### Required work
What follows is a block of records; restate each one word for word.

Dataset excerpts

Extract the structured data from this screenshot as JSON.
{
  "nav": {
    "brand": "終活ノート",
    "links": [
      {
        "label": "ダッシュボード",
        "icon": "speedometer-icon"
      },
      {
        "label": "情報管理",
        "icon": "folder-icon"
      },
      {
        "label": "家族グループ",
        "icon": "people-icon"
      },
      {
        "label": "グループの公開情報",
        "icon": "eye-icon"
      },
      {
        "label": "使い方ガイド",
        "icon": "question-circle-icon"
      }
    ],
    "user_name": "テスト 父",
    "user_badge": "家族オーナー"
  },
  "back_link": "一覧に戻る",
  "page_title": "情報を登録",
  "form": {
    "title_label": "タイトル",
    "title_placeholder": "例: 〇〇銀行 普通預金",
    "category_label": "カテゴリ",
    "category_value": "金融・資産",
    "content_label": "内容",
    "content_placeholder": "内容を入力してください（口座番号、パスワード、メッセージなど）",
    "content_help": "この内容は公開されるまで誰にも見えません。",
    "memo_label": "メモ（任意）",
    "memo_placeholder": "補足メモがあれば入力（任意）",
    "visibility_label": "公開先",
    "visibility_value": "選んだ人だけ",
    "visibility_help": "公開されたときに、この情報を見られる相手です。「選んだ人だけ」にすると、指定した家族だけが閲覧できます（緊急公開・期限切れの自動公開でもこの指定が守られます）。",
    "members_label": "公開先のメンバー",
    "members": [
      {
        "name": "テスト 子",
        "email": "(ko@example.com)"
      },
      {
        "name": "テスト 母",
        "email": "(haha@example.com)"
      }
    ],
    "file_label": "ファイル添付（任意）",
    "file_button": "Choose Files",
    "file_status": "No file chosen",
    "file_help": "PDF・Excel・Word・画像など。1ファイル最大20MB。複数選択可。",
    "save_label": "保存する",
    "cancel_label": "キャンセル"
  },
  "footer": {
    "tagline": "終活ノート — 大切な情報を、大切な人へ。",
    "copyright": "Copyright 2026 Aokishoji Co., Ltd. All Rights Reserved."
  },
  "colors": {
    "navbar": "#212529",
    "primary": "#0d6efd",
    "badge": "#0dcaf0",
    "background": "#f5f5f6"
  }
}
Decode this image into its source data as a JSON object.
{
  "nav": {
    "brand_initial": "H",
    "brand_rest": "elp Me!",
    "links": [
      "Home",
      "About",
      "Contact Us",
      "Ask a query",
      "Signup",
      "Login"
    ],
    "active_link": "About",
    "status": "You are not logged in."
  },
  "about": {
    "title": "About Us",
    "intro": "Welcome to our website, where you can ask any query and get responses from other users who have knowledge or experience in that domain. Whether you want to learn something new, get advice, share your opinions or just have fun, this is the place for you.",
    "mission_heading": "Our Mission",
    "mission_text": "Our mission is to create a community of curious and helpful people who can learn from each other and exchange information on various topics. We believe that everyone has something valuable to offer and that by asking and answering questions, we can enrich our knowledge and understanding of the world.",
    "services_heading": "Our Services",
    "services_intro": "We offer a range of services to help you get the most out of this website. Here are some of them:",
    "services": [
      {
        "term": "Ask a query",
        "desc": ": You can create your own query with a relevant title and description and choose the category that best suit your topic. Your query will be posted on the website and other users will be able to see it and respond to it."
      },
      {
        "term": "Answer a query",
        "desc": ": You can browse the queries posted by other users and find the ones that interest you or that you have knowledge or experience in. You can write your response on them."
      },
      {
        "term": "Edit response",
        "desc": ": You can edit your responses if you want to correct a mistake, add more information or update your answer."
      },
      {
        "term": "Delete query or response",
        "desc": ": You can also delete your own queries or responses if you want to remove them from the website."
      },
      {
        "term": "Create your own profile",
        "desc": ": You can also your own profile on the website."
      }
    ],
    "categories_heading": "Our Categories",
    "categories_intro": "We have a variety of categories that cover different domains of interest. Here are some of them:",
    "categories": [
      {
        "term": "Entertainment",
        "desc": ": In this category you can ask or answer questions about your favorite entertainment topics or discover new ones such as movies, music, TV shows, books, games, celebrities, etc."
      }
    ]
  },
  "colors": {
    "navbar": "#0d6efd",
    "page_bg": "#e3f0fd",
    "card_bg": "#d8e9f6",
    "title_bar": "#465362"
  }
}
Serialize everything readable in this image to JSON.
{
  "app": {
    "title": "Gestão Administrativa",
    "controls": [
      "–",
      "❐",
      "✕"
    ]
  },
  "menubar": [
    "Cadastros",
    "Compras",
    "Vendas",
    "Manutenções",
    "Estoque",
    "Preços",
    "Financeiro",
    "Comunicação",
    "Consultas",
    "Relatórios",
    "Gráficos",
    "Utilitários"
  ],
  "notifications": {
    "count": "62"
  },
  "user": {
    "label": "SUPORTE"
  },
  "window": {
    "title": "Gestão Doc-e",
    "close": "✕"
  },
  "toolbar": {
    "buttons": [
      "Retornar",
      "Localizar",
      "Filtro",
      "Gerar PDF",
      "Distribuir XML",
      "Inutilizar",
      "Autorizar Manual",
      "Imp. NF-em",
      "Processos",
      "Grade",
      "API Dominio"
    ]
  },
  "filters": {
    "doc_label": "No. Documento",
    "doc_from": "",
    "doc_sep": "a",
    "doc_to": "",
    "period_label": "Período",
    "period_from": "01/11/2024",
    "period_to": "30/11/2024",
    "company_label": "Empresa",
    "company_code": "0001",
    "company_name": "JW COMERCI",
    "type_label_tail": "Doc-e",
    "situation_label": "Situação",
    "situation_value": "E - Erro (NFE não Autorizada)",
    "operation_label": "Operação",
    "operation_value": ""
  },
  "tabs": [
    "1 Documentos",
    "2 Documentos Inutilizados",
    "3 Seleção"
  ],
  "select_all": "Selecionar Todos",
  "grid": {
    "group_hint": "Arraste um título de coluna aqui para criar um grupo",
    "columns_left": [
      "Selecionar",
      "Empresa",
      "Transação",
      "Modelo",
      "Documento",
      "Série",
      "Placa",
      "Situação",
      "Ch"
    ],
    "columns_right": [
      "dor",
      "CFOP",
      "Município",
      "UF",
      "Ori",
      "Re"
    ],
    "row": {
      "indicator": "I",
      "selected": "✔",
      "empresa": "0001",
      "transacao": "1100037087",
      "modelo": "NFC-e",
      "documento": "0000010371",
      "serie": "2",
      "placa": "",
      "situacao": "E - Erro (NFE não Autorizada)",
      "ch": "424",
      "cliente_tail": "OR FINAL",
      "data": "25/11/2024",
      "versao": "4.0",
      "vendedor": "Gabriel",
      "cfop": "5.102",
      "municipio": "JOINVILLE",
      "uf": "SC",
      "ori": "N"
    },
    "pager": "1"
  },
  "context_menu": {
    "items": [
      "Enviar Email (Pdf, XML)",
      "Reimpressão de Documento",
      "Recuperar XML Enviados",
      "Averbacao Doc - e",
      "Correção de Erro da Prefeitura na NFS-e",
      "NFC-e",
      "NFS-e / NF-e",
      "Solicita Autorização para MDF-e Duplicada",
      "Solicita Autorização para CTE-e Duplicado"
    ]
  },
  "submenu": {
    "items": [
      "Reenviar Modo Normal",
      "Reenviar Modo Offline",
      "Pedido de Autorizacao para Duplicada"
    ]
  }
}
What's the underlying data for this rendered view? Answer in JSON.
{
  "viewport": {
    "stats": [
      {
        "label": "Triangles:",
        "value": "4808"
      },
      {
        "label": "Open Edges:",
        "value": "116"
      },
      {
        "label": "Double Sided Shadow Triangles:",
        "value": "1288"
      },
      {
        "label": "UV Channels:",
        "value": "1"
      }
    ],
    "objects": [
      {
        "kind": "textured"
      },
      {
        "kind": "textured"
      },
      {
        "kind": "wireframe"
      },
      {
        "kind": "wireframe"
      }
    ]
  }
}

### Answer to the exercise
Extract the structured data from this screenshot as JSON.
{
  "nav": {
    "brand": "終活ノート",
    "links": [
      {
        "label": "ダッシュボード",
        "icon": "speedometer-icon"
      },
      {
        "label": "情報管理",
        "icon": "folder-icon"
      },
      {
        "label": "家族グループ",
        "icon": "people-icon"
      },
      {
        "label": "グループの公開情報",
        "icon": "eye-icon"
      },
      {
        "label": "使い方ガイド",
        "icon": "question-circle-icon"
      }
    ],
    "user_name": "テスト 父",
    "user_badge": "家族オーナー"
  },
  "back_link": "一覧に戻る",
  "page_title": "情報を登録",
  "form": {
    "title_label": "タイトル",
    "title_placeholder": "例: 〇〇銀行 普通預金",
    "category_label": "カテゴリ",
    "category_value": "金融・資産",
    "content_label": "内容",
    "content_placeholder": "内容を入力してください（口座番号、パスワード、メッセージなど）",
    "content_help": "この内容は公開されるまで誰にも見えません。",
    "memo_label": "メモ（任意）",
    "memo_placeholder": "補足メモがあれば入力（任意）",
    "visibility_label": "公開先",
    "visibility_value": "選んだ人だけ",
    "visibility_help": "公開されたときに、この情報を見られる相手です。「選んだ人だけ」にすると、指定した家族だけが閲覧できます（緊急公開・期限切れの自動公開でもこの指定が守られます）。",
    "members_label": "公開先のメンバー",
    "members": [
      {
        "name": "テスト 子",
        "email": "(ko@example.com)"
      },
      {
        "name": "テスト 母",
        "email": "(haha@example.com)"
      }
    ],
    "file_label": "ファイル添付（任意）",
    "file_button": "Choose Files",
    "file_status": "No file chosen",
    "file_help": "PDF・Excel・Word・画像など。1ファイル最大20MB。複数選択可。",
    "save_label": "保存する",
    "cancel_label": "キャンセル"
  },
  "footer": {
    "tagline": "終活ノート — 大切な情報を、大切な人へ。",
    "copyright": "Copyright 2026 Aokishoji Co., Ltd. All Rights Reserved."
  },
  "colors": {
    "navbar": "#212529",
    "primary": "#0d6efd",
    "badge": "#0dcaf0",
    "background": "#f5f5f6"
  }
}
Decode this image into its source data as a JSON object.
{
  "nav": {
    "brand_initial": "H",
    "brand_rest": "elp Me!",
    "links": [
      "Home",
      "About",
      "Contact Us",
      "Ask a query",
      "Signup",
      "Login"
    ],
    "active_link": "About",
    "status": "You are not logged in."
  },
  "about": {
    "title": "About Us",
    "intro": "Welcome to our website, where you can ask any query and get responses from other users who have knowledge or experience in that domain. Whether you want to learn something new, get advice, share your opinions or just have fun, this is the place for you.",
    "mission_heading": "Our Mission",
    "mission_text": "Our mission is to create a community of curious and helpful people who can learn from each other and exchange information on various topics. We believe that everyone has something valuable to offer and that by asking and answering questions, we can enrich our knowledge and understanding of the world.",
    "services_heading": "Our Services",
    "services_intro": "We offer a range of services to help you get the most out of this website. Here are some of them:",
    "services": [
      {
        "term": "Ask a query",
        "desc": ": You can create your own query with a relevant title and description and choose the category that best suit your topic. Your query will be posted on the website and other users will be able to see it and respond to it."
      },
      {
        "term": "Answer a query",
        "desc": ": You can browse the queries posted by other users and find the ones that interest you or that you have knowledge or experience in. You can write your response on them."
      },
      {
        "term": "Edit response",
        "desc": ": You can edit your responses if you want to correct a mistake, add more information or update your answer."
      },
      {
        "term": "Delete query or response",
        "desc": ": You can also delete your own queries or responses if you want to remove them from the website."
      },
      {
        "term": "Create your own profile",
        "desc": ": You can also your own profile on the website."
      }
    ],
    "categories_heading": "Our Categories",
    "categories_intro": "We have a variety of categories that cover different domains of interest. Here are some of them:",
    "categories": [
      {
        "term": "Entertainment",
        "desc": ": In this category you can ask or answer questions about your favorite entertainment topics or discover new ones such as movies, music, TV shows, books, games, celebrities, etc."
      }
    ]
  },
  "colors": {
    "navbar": "#0d6efd",
    "page_bg": "#e3f0fd",
    "card_bg": "#d8e9f6",
    "title_bar": "#465362"
  }
}
Serialize everything readable in this image to JSON.
{
  "app": {
    "title": "Gestão Administrativa",
    "controls": [
      "–",
      "❐",
      "✕"
    ]
  },
  "menubar": [
    "Cadastros",
    "Compras",
    "Vendas",
    "Manutenções",
    "Estoque",
    "Preços",
    "Financeiro",
    "Comunicação",
    "Consultas",
    "Relatórios",
    "Gráficos",
    "Utilitários"
  ],
  "notifications": {
    "count": "62"
  },
  "user": {
    "label": "SUPORTE"
  },
  "window": {
    "title": "Gestão Doc-e",
    "close": "✕"
  },
  "toolbar": {
    "buttons": [
      "Retornar",
      "Localizar",
      "Filtro",
      "Gerar PDF",
      "Distribuir XML",
      "Inutilizar",
      "Autorizar Manual",
      "Imp. NF-em",
      "Processos",
      "Grade",
      "API Dominio"
    ]
  },
  "filters": {
    "doc_label": "No. Documento",
    "doc_from": "",
    "doc_sep": "a",
    "doc_to": "",
    "period_label": "Período",
    "period_from": "01/11/2024",
    "period_to": "30/11/2024",
    "company_label": "Empresa",
    "company_code": "0001",
    "company_name": "JW COMERCI",
    "type_label_tail": "Doc-e",
    "situation_label": "Situação",
    "situation_value": "E - Erro (NFE não Autorizada)",
    "operation_label": "Operação",
    "operation_value": ""
  },
  "tabs": [
    "1 Documentos",
    "2 Documentos Inutilizados",
    "3 Seleção"
  ],
  "select_all": "Selecionar Todos",
  "grid": {
    "group_hint": "Arraste um título de coluna aqui para criar um grupo",
    "columns_left": [
      "Selecionar",
      "Empresa",
      "Transação",
      "Modelo",
      "Documento",
      "Série",
      "Placa",
      "Situação",
      "Ch"
    ],
    "columns_right": [
      "dor",
      "CFOP",
      "Município",
      "UF",
      "Ori",
      "Re"
    ],
    "row": {
      "indicator": "I",
      "selected": "✔",
      "empresa": "0001",
      "transacao": "1100037087",
      "modelo": "NFC-e",
      "documento": "0000010371",
      "serie": "2",
      "placa": "",
      "situacao": "E - Erro (NFE não Autorizada)",
      "ch": "424",
      "cliente_tail": "OR FINAL",
      "data": "25/11/2024",
      "versao": "4.0",
      "vendedor": "Gabriel",
      "cfop": "5.102",
      "municipio": "JOINVILLE",
      "uf": "SC",
      "ori": "N"
    },
    "pager": "1"
  },
  "context_menu": {
    "items": [
      "Enviar Email (Pdf, XML)",
      "Reimpressão de Documento",
      "Recuperar XML Enviados",
      "Averbacao Doc - e",
      "Correção de Erro da Prefeitura na NFS-e",
      "NFC-e",
      "NFS-e / NF-e",
      "Solicita Autorização para MDF-e Duplicada",
      "Solicita Autorização para CTE-e Duplicado"
    ]
  },
  "submenu": {
    "items": [
      "Reenviar Modo Normal",
      "Reenviar Modo Offline",
      "Pedido de Autorizacao para Duplicada"
    ]
  }
}
What's the underlying data for this rendered view? Answer in JSON.
{
  "viewport": {
    "stats": [
      {
        "label": "Triangles:",
        "value": "4808"
      },
      {
        "label": "Open Edges:",
        "value": "116"
      },
      {
        "label": "Double Sided Shadow Triangles:",
        "value": "1288"
      },
      {
        "label": "UV Channels:",
        "value": "1"
      }
    ],
    "objects": [
      {
        "kind": "textured"
      },
      {
        "kind": "textured"
      },
      {
        "kind": "wireframe"
      },
      {
        "kind": "wireframe"
      }
    ]
  }
}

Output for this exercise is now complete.